[3] Ignatii Ep. ad Ephesians 2:3

[4] I gnat. ad. Eph. cap. ii.

[5] Orig. Horn. xix. in Jerem.

[6] Paulus, p. 475, etc.
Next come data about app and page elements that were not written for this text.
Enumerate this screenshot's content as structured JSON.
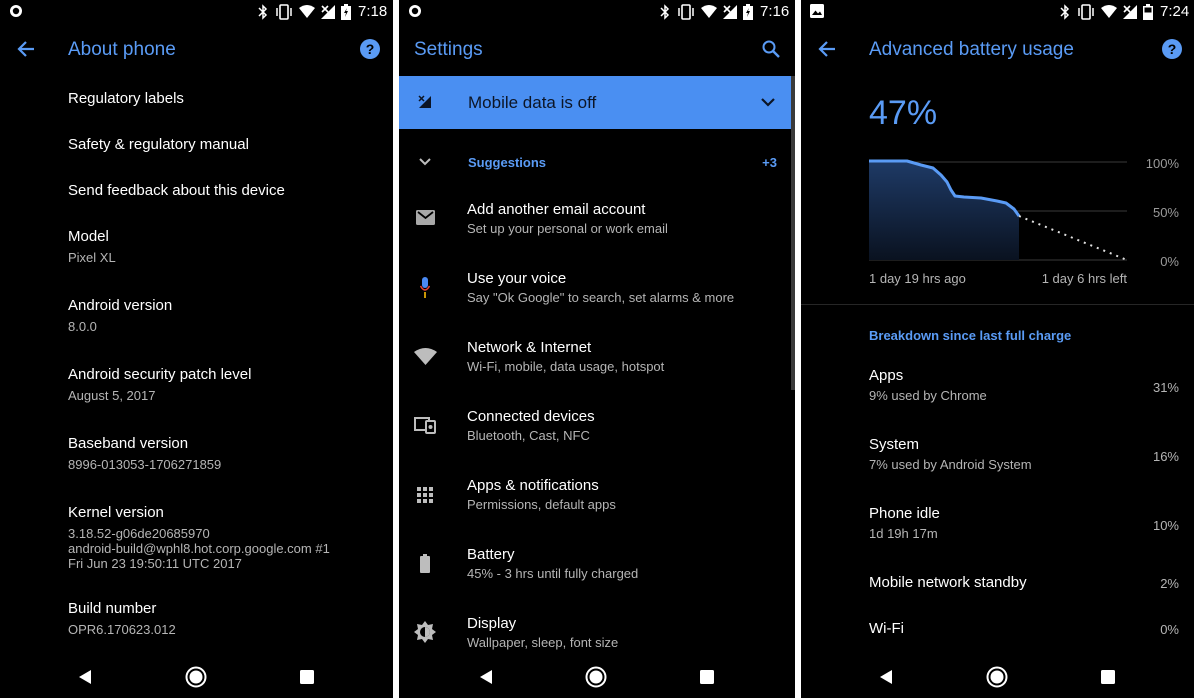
{
  "about_phone": {
    "status_time": "7:18",
    "title": "About phone",
    "items": [
      {
        "title": "Regulatory labels",
        "sub": ""
      },
      {
        "title": "Safety & regulatory manual",
        "sub": ""
      },
      {
        "title": "Send feedback about this device",
        "sub": ""
      },
      {
        "title": "Model",
        "sub": "Pixel XL"
      },
      {
        "title": "Android version",
        "sub": "8.0.0"
      },
      {
        "title": "Android security patch level",
        "sub": "August 5, 2017"
      },
      {
        "title": "Baseband version",
        "sub": "8996-013053-1706271859"
      },
      {
        "title": "Kernel version",
        "sub_lines": [
          "3.18.52-g06de20685970",
          "android-build@wphl8.hot.corp.google.com #1",
          "Fri Jun 23 19:50:11 UTC 2017"
        ]
      },
      {
        "title": "Build number",
        "sub": "OPR6.170623.012"
      }
    ]
  },
  "settings": {
    "status_time": "7:16",
    "title": "Settings",
    "banner": "Mobile data is off",
    "suggestions_label": "Suggestions",
    "suggestions_count": "+3",
    "items": [
      {
        "title": "Add another email account",
        "sub": "Set up your personal or work email",
        "icon": "email-icon"
      },
      {
        "title": "Use your voice",
        "sub": "Say \"Ok Google\" to search, set alarms & more",
        "icon": "microphone-icon"
      },
      {
        "title": "Network & Internet",
        "sub": "Wi-Fi, mobile, data usage, hotspot",
        "icon": "wifi-icon"
      },
      {
        "title": "Connected devices",
        "sub": "Bluetooth, Cast, NFC",
        "icon": "devices-icon"
      },
      {
        "title": "Apps & notifications",
        "sub": "Permissions, default apps",
        "icon": "apps-grid-icon"
      },
      {
        "title": "Battery",
        "sub": "45% - 3 hrs until fully charged",
        "icon": "battery-icon"
      },
      {
        "title": "Display",
        "sub": "Wallpaper, sleep, font size",
        "icon": "brightness-icon"
      }
    ]
  },
  "battery": {
    "status_time": "7:24",
    "title": "Advanced battery usage",
    "percent": "47%",
    "chart": {
      "y_labels": [
        "100%",
        "50%",
        "0%"
      ],
      "x_start_label": "1 day 19 hrs ago",
      "x_end_label": "1 day 6 hrs left"
    },
    "breakdown_label": "Breakdown since last full charge",
    "rows": [
      {
        "title": "Apps",
        "sub": "9% used by Chrome",
        "value": "31%"
      },
      {
        "title": "System",
        "sub": "7% used by Android System",
        "value": "16%"
      },
      {
        "title": "Phone idle",
        "sub": "1d 19h 17m",
        "value": "10%"
      },
      {
        "title": "Mobile network standby",
        "sub": "",
        "value": "2%"
      },
      {
        "title": "Wi-Fi",
        "sub": "",
        "value": "0%"
      }
    ]
  },
  "colors": {
    "accent": "#5a9bf5",
    "banner": "#4a8ff2",
    "background": "#000000"
  }
}
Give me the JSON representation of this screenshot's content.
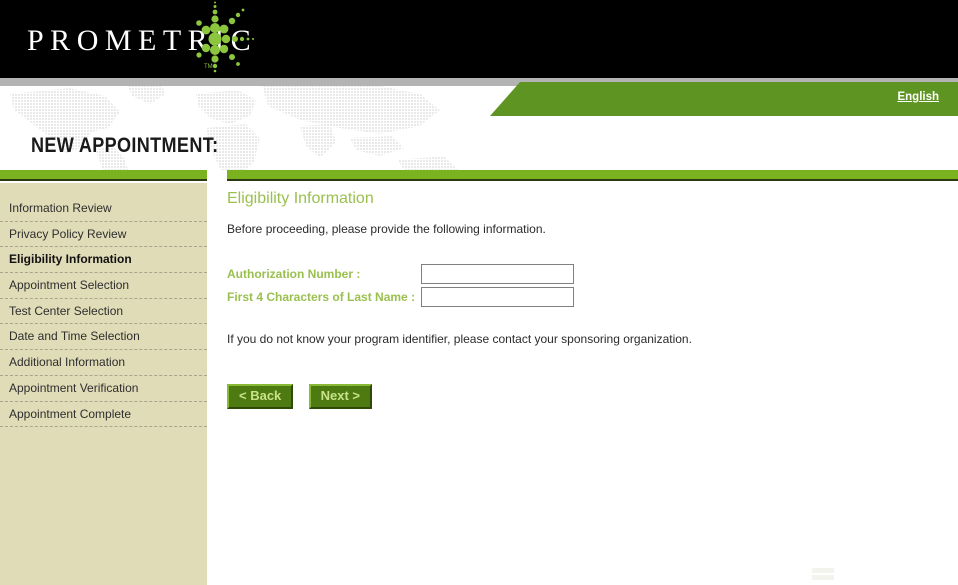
{
  "brand": {
    "wordmark": "PROMETRIC",
    "trademark": "TM",
    "logo_color": "#8cc63e",
    "bar_color": "#000000"
  },
  "header": {
    "language_link": "English",
    "banner_color": "#5e9421",
    "page_title": "NEW APPOINTMENT:",
    "rule_color": "#7ab31f"
  },
  "sidebar": {
    "background": "#e0dcb8",
    "items": [
      {
        "label": "Information Review",
        "active": false
      },
      {
        "label": "Privacy Policy Review",
        "active": false
      },
      {
        "label": "Eligibility Information",
        "active": true
      },
      {
        "label": "Appointment Selection",
        "active": false
      },
      {
        "label": "Test Center Selection",
        "active": false
      },
      {
        "label": "Date and Time Selection",
        "active": false
      },
      {
        "label": "Additional Information",
        "active": false
      },
      {
        "label": "Appointment Verification",
        "active": false
      },
      {
        "label": "Appointment Complete",
        "active": false
      }
    ]
  },
  "main": {
    "heading": "Eligibility Information",
    "heading_color": "#9ac04f",
    "intro": "Before proceeding, please provide the following information.",
    "fields": [
      {
        "label": "Authorization Number :",
        "value": "",
        "placeholder": ""
      },
      {
        "label": "First 4 Characters of Last Name :",
        "value": "",
        "placeholder": ""
      }
    ],
    "note": "If you do not know your program identifier, please contact your sponsoring organization.",
    "buttons": [
      {
        "label": "< Back"
      },
      {
        "label": "Next >"
      }
    ]
  }
}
The date and place of writing of this Epistle must be the same as that of the Epistle to the Colossians. Both were written by the apostle when a prisoner, and when he was surrounded by the same persons. There has never been any question raised on this point, only it has been held by some that the imprisonment at Caesarea was the time when it was composed rather than in the later imprisonment at Rome. It seems, however, very unlikely that the runaway Onesimus would have taken his road to a place of so little note as Caesarea, while St. Paul’s language about his hopes of a speedy release are inconsistent with a time when he had appealed to the Roman power, and was probably soon to be taken into Italy. The two Epistles also bear indications of a vigorous communication maintained with the Christian churches which would be possible from such a centre as Rome; but not so if the apostle had been still detained in Palestine. It seems, therefore, more natural to conclude that the Epistle to Philemon was sent from Rome; and if the hopes of the apostle were well founded, and he was soon about to be released, we must put the date of its composition somewhere late on in the period between A.D. 61-63, those being most probably the two years through which his first imprisonment at Rome lasted.